In the staunchly conservative, predominantly catholic German village of my childhood, we children eagerly anticipated three occasions each year: Carnival came around in February, an affair that allowed the entire population to break the social rules and party to the point of excess. Kids collected massive amounts of candy thrown during the parade of the few floats the village could muster, and adults knew that all would be forgiven come confession on Ash Wednesday.
In November we jumped around the bonfires of St. Martin’s Day, with paper- lantern processions illuminating the dark streets at night. Your Kindergarten teacher, wearing a ratty red velvet cape that the saintly knight was said to have shared with a beggar, handed out hot cross buns to all. Both occasions were goose-bump territory: being around unrecognizable, disinhibited adults at the beginning of the year could be mystifying. Being allowed out into the cold night at the end of the year, with fires reflected in the silver helmet of St. Martin’s apparition, could be overwhelming.
Neither, however, compared to the emotions riled up when the circus arrived each summer. This was in the 1950s, over half a century ago, mind you, and circus was still a rather modest affair. They’d pitch a tent on an empty field between the diocese and the fire station, with bleachers in the round close enough to the small arena that you could see the sweat on the acrobats faces and smell the cheap brown stage make-up of grown men playing, I shudder to say, cowboys and Indians while performing tricks on the backs of some exhausted ponies. And always, always a ravishing maiden with a trained poodle. Poor poodle.

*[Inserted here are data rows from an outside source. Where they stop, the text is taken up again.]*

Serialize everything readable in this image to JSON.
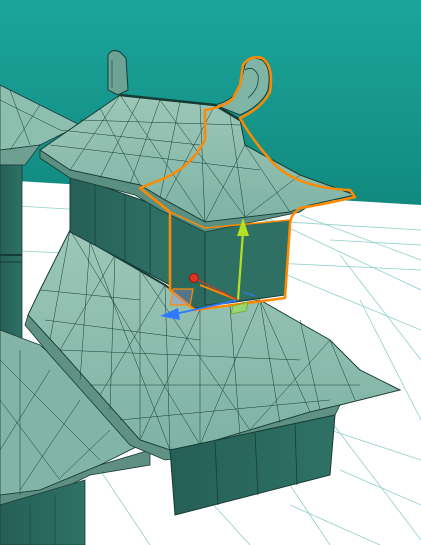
{
  "viewport": {
    "sky_color_top": "#1a9e95",
    "sky_color_bottom": "#12877e",
    "floor_color": "#ffffff",
    "grid_line_color": "#8fd0c9",
    "mesh_face_color": "#7fb5a8",
    "mesh_face_light": "#a9d2c4",
    "mesh_face_dark": "#2f6b60",
    "wall_color": "#2c6d62",
    "wire_color": "#173c35",
    "selection_outline_color": "#ff8a00"
  },
  "selection": {
    "object": "pagoda-top-tier",
    "outline": "orange"
  },
  "gizmo": {
    "type": "move",
    "y_axis_color": "#b4e021",
    "x_axis_color": "#ff8a00",
    "z_axis_color": "#2f78ff",
    "center_color": "#e0331f",
    "plane_handle_color": "#a38bd8"
  }
}
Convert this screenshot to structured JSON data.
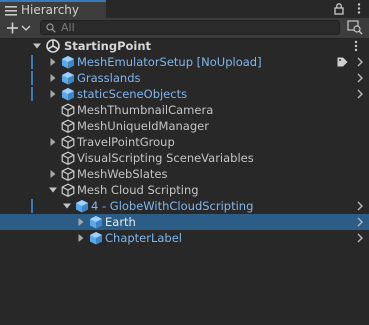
{
  "window": {
    "tab_title": "Hierarchy"
  },
  "toolbar": {
    "search_placeholder": "All"
  },
  "scene": {
    "name": "StartingPoint"
  },
  "items": [
    {
      "label": "MeshEmulatorSetup [NoUpload]",
      "icon": "prefab-cube-icon",
      "color": "#7fb7f0",
      "expandable": true,
      "expanded": false,
      "depth": 1,
      "modified": true,
      "tag": "tag-icon",
      "chevron": true
    },
    {
      "label": "Grasslands",
      "icon": "prefab-cube-icon",
      "color": "#7fb7f0",
      "expandable": true,
      "expanded": false,
      "depth": 1,
      "modified": true,
      "chevron": true
    },
    {
      "label": "staticSceneObjects",
      "icon": "prefab-cube-icon",
      "color": "#7fb7f0",
      "expandable": true,
      "expanded": false,
      "depth": 1,
      "modified": true,
      "chevron": true
    },
    {
      "label": "MeshThumbnailCamera",
      "icon": "gameobject-cube-icon",
      "color": "#c4c4c4",
      "expandable": false,
      "depth": 1
    },
    {
      "label": "MeshUniqueIdManager",
      "icon": "gameobject-cube-icon",
      "color": "#c4c4c4",
      "expandable": false,
      "depth": 1
    },
    {
      "label": "TravelPointGroup",
      "icon": "gameobject-cube-icon",
      "color": "#c4c4c4",
      "expandable": true,
      "expanded": false,
      "depth": 1
    },
    {
      "label": "VisualScripting SceneVariables",
      "icon": "gameobject-cube-icon",
      "color": "#c4c4c4",
      "expandable": false,
      "depth": 1
    },
    {
      "label": "MeshWebSlates",
      "icon": "gameobject-cube-icon",
      "color": "#c4c4c4",
      "expandable": true,
      "expanded": false,
      "depth": 1
    },
    {
      "label": "Mesh Cloud Scripting",
      "icon": "gameobject-cube-icon",
      "color": "#c4c4c4",
      "expandable": true,
      "expanded": true,
      "depth": 1
    },
    {
      "label": "4 - GlobeWithCloudScripting",
      "icon": "prefab-cube-icon",
      "color": "#7fb7f0",
      "expandable": true,
      "expanded": true,
      "depth": 2,
      "modified": true,
      "chevron": true
    },
    {
      "label": "Earth",
      "icon": "prefab-cube-icon",
      "color": "#e8e8e8",
      "expandable": true,
      "expanded": false,
      "depth": 3,
      "selected": true,
      "chevron": true
    },
    {
      "label": "ChapterLabel",
      "icon": "prefab-cube-icon",
      "color": "#7fb7f0",
      "expandable": true,
      "expanded": false,
      "depth": 3,
      "chevron": true
    }
  ]
}
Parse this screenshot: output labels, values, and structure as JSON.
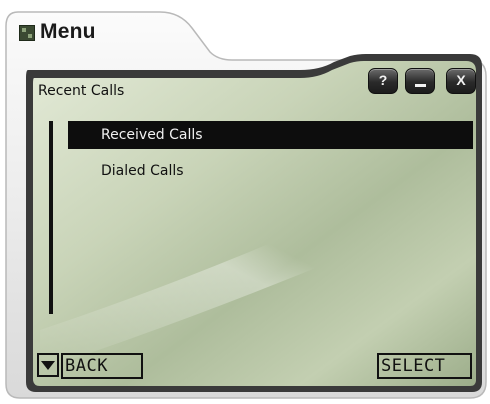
{
  "window": {
    "title": "Menu",
    "title_icon": "menu-icon",
    "controls": {
      "help_label": "?",
      "minimize_icon": "minimize-icon",
      "close_label": "X"
    }
  },
  "screen": {
    "title": "Recent Calls",
    "items": [
      {
        "label": "Received Calls",
        "selected": true
      },
      {
        "label": "Dialed Calls",
        "selected": false
      }
    ]
  },
  "softkeys": {
    "down_icon": "down-arrow-icon",
    "back_label": "BACK",
    "select_label": "SELECT"
  },
  "colors": {
    "lcd_light": "#d9e2cc",
    "lcd_dark": "#8fa27e",
    "frame": "#efefef",
    "ink": "#111111"
  }
}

Link to Full Article at Your Daily Picture, Friderike Heuer’s Blog.